On Alice and Dali
Perhaps it was something about Alice, which Salvador Dali saw in himself that lead to his love of her. Both travelled an extended, byzantine road through the land of dreams. Although unlike Alice, Dali's travels were by means of his art. One could not help but obsess over such a seemingly simple girl like Alice, with her effervescent essence of youth.
Dali first delved into Wonderland with his interpretation of Lewis Carroll’s creation in 1968. The original engraving and 12 heliogravures of original gouaches saw Dali depicting Alice in a form he had used in two engravings he made for Paul Eluard's "Nuit Partagées" in 1935.
A few years passed before a similar depiction of Alice was recreated, stylised as a silver bell by Dali, and released by the Lincoln Mint.
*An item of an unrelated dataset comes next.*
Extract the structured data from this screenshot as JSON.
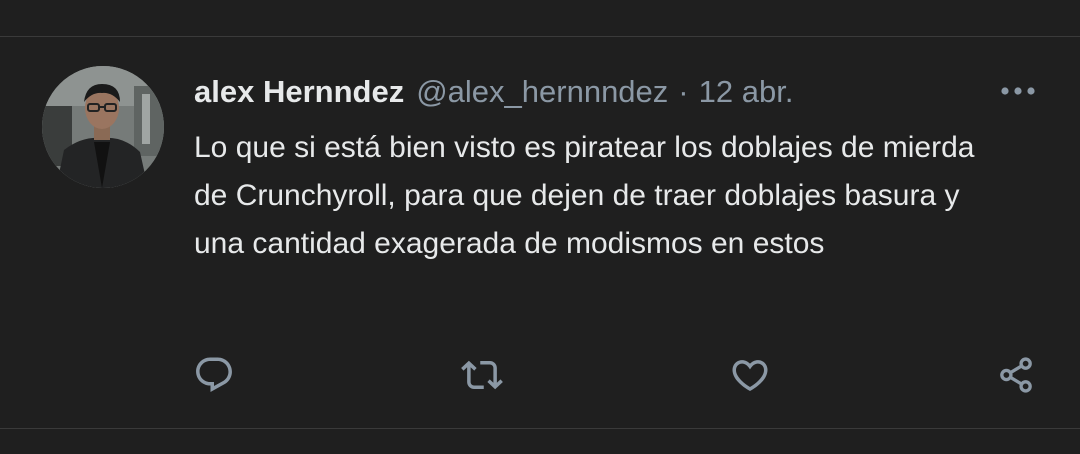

But what followed leaves many lovers of Dali, and Alice alike spellbound. Dali's gorgeous bronze sculpture (1977-1984) enhances the design of the bell, and stands at an impressive 36.0 x 17.5 inches. Alice has blossomed, her hands and hair formed into roses, and her skipping rope into twisted cord still frozen in motion above her head. She is a faceless, eternally youthful interpretation of her own adventure through a surreal dreamscape. She is a representation of naiveté in its most beautiful, pure form, bringing the unanswerable logic of a child unharmed through her confusing spell in the looking-glass world. And this masterpiece wouldn't quite be complete if it weren’t for the appearance of one of Dali's most popular symbols the crutch, which Alice is oddly propped up by. This sculpture remains a superb, provocative portrayal of Alice at her finest.
Inspired by the Dali Universe